◆ Dataset extract
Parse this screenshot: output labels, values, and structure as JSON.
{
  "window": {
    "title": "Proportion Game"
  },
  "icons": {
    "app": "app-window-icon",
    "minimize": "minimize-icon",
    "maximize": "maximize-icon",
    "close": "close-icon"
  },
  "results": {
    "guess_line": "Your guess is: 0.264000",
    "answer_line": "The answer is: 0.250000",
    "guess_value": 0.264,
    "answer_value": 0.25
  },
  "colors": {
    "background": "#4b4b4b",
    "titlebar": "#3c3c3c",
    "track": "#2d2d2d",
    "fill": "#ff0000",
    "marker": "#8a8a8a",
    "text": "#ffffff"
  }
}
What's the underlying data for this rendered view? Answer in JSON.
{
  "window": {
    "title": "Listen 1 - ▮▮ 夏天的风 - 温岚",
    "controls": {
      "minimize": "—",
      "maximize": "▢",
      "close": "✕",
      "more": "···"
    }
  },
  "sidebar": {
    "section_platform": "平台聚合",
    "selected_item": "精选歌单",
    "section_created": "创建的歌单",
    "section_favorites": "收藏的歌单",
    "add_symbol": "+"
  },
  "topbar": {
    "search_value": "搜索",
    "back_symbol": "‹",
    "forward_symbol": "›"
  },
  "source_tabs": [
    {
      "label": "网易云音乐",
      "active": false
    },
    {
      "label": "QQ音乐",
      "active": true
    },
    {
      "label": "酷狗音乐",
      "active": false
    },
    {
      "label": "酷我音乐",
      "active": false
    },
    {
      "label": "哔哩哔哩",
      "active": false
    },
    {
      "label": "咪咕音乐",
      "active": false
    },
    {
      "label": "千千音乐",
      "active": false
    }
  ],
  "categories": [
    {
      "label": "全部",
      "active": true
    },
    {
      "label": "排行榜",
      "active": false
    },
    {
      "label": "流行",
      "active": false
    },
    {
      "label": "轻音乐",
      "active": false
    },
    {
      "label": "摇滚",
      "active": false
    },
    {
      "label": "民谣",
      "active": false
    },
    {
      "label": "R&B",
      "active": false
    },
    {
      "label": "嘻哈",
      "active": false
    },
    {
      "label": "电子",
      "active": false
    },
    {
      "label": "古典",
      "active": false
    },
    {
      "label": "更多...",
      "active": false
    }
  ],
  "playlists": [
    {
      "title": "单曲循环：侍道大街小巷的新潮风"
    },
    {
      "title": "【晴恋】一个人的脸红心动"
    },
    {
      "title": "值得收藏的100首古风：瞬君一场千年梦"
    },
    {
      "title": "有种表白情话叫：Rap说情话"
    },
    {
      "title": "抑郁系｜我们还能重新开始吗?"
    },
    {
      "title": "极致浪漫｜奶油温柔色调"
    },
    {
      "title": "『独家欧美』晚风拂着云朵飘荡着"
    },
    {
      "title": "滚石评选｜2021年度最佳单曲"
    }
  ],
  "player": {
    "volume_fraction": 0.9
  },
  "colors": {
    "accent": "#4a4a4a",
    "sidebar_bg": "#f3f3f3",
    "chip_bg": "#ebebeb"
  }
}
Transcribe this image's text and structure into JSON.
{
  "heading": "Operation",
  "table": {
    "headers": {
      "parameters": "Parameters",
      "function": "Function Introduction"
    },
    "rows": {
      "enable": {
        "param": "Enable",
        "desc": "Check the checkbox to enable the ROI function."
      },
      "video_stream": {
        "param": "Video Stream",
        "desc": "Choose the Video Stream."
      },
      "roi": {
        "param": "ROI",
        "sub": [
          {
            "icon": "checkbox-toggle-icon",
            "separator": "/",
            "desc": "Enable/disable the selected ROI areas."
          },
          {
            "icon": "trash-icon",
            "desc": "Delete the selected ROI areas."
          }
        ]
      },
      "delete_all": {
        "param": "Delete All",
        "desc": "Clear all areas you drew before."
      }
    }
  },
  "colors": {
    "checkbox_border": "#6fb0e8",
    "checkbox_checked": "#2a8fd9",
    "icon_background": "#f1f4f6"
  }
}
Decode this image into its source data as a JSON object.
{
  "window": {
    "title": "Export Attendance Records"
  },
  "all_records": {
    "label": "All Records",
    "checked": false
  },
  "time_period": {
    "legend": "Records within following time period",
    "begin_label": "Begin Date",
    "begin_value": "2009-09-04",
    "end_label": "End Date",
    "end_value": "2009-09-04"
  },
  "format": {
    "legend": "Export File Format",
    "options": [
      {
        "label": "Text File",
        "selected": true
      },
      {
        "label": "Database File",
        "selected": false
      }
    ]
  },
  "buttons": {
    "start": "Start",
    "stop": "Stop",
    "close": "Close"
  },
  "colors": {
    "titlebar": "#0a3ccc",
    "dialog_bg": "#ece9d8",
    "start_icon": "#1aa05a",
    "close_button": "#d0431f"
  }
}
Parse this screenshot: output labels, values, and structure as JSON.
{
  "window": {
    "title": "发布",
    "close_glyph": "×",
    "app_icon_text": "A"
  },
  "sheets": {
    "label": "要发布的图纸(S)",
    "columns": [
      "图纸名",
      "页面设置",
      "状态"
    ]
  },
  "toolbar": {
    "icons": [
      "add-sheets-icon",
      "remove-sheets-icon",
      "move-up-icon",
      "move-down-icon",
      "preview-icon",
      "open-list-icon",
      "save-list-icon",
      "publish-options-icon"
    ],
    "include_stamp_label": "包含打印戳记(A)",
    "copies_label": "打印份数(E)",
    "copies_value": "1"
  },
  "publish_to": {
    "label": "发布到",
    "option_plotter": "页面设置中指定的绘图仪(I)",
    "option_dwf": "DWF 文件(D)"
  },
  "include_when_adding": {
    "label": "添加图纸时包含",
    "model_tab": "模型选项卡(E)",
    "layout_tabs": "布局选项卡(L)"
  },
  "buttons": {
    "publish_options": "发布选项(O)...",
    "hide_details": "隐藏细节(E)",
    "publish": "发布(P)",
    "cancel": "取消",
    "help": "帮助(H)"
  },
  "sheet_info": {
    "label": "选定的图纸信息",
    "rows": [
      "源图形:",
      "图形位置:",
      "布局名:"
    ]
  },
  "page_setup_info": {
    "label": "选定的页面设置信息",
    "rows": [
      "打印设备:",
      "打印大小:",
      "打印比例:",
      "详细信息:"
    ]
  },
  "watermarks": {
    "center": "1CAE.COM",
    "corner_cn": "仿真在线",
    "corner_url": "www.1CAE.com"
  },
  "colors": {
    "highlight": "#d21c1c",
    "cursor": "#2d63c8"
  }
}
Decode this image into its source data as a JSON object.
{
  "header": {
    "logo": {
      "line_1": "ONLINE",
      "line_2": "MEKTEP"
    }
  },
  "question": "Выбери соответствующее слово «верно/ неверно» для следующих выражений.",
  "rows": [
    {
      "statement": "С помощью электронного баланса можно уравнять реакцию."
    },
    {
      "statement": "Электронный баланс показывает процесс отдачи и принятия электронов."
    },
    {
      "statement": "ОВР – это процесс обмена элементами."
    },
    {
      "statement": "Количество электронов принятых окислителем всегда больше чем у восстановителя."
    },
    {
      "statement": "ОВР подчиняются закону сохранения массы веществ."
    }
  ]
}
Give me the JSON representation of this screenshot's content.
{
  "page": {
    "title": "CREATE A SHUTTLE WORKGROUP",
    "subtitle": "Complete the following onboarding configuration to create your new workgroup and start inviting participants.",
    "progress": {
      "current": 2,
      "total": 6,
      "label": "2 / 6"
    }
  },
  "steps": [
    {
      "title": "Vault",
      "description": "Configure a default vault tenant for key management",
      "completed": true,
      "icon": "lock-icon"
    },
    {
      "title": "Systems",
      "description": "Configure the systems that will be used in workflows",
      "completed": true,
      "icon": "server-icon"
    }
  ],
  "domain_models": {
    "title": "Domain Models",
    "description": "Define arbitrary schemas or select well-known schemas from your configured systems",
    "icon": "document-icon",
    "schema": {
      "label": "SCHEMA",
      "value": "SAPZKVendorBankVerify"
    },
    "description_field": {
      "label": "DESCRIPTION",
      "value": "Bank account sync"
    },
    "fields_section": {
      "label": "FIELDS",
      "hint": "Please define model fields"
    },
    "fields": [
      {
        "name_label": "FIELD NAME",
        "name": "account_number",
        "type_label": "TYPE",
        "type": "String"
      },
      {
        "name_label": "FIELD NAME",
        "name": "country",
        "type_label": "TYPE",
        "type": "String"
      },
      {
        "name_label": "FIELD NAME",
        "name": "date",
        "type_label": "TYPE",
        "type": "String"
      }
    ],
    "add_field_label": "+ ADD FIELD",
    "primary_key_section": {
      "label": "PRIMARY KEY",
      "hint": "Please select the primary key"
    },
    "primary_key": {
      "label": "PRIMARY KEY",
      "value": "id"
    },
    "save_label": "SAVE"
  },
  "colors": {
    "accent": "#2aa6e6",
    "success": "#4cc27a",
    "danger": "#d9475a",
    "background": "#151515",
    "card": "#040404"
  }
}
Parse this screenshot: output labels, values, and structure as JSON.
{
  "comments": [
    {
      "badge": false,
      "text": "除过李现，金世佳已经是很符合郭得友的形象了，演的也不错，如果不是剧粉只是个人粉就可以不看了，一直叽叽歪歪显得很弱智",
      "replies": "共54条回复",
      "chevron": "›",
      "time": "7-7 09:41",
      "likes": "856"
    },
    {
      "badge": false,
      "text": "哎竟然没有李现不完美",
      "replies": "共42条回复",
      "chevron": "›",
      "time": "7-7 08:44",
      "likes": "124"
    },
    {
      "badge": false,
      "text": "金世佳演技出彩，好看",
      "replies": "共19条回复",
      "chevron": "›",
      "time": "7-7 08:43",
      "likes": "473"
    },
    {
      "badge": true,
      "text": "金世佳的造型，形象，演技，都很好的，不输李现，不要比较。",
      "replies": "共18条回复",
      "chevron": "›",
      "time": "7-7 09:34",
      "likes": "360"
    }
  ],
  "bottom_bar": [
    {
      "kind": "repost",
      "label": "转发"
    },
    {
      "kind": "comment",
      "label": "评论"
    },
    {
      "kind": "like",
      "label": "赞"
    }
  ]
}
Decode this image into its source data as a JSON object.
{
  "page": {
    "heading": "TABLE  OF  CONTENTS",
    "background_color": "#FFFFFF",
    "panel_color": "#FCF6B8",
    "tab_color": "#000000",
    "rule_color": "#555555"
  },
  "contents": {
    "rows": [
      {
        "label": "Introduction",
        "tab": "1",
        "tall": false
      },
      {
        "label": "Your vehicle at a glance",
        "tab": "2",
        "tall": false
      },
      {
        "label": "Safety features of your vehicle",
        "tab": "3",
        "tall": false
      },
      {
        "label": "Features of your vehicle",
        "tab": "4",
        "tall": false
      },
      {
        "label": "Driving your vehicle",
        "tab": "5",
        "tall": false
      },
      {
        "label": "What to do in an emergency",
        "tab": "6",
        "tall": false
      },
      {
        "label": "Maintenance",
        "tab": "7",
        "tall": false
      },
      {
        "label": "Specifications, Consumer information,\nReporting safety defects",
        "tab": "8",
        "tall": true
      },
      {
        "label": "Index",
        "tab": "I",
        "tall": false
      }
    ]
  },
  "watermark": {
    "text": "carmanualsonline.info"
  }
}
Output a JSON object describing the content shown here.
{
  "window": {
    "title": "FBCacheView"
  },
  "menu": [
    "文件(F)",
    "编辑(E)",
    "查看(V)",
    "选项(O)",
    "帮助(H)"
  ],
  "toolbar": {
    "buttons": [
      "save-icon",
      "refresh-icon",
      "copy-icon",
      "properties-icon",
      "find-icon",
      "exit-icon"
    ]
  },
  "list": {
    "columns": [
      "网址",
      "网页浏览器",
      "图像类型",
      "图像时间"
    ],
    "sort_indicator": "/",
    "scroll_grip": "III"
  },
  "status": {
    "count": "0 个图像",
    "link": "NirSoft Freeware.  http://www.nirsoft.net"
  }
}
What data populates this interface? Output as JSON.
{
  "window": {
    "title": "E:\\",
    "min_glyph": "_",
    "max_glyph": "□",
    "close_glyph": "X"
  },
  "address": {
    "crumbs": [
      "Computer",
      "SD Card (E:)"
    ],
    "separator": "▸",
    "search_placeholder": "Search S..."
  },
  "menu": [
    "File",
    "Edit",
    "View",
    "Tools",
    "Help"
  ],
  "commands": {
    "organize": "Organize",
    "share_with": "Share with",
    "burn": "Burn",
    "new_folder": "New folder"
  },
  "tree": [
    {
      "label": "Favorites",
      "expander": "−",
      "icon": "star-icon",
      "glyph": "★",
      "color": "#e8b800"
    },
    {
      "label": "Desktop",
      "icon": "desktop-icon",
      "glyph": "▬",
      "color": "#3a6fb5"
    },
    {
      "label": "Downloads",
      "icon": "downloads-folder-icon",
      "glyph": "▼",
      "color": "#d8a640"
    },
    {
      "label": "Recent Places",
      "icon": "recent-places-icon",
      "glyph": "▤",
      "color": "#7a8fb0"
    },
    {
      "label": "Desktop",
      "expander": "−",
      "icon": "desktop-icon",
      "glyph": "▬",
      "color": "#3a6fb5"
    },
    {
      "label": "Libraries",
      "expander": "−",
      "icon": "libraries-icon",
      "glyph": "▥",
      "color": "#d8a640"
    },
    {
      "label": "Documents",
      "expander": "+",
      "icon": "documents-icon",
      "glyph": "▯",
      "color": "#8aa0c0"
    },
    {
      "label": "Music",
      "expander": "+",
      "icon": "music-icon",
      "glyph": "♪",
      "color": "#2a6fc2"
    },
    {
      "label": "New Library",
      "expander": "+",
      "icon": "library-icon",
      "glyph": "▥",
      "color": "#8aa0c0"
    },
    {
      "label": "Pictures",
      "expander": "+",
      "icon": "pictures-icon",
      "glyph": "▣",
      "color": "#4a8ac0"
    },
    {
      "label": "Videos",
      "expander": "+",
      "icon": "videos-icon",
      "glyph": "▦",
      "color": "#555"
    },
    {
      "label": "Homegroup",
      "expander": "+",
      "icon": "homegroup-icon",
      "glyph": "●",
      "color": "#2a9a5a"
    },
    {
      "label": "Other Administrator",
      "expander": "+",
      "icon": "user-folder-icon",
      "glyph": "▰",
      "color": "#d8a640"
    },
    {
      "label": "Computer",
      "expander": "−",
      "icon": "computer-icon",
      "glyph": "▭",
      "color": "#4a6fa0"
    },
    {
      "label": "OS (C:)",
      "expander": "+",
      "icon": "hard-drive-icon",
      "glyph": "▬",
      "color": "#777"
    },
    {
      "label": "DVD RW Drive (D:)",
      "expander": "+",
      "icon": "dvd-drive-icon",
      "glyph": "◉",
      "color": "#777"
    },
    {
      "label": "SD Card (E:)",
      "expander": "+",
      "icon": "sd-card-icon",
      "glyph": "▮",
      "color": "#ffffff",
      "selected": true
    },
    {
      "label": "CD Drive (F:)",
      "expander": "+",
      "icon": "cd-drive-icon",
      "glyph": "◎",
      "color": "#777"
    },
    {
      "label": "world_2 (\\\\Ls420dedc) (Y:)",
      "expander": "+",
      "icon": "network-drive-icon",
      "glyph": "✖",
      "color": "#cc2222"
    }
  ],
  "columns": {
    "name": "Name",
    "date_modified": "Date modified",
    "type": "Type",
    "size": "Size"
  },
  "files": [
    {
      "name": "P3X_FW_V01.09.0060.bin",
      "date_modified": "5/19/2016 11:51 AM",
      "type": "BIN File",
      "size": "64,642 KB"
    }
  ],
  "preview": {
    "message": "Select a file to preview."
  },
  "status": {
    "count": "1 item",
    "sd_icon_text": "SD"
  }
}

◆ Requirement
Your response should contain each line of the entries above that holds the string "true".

◆ Exercise response
      "active": true
      "active": true
        "selected": true
      "completed": true,
      "completed": true,
      "badge": true,
        "tall": true
      "selected": true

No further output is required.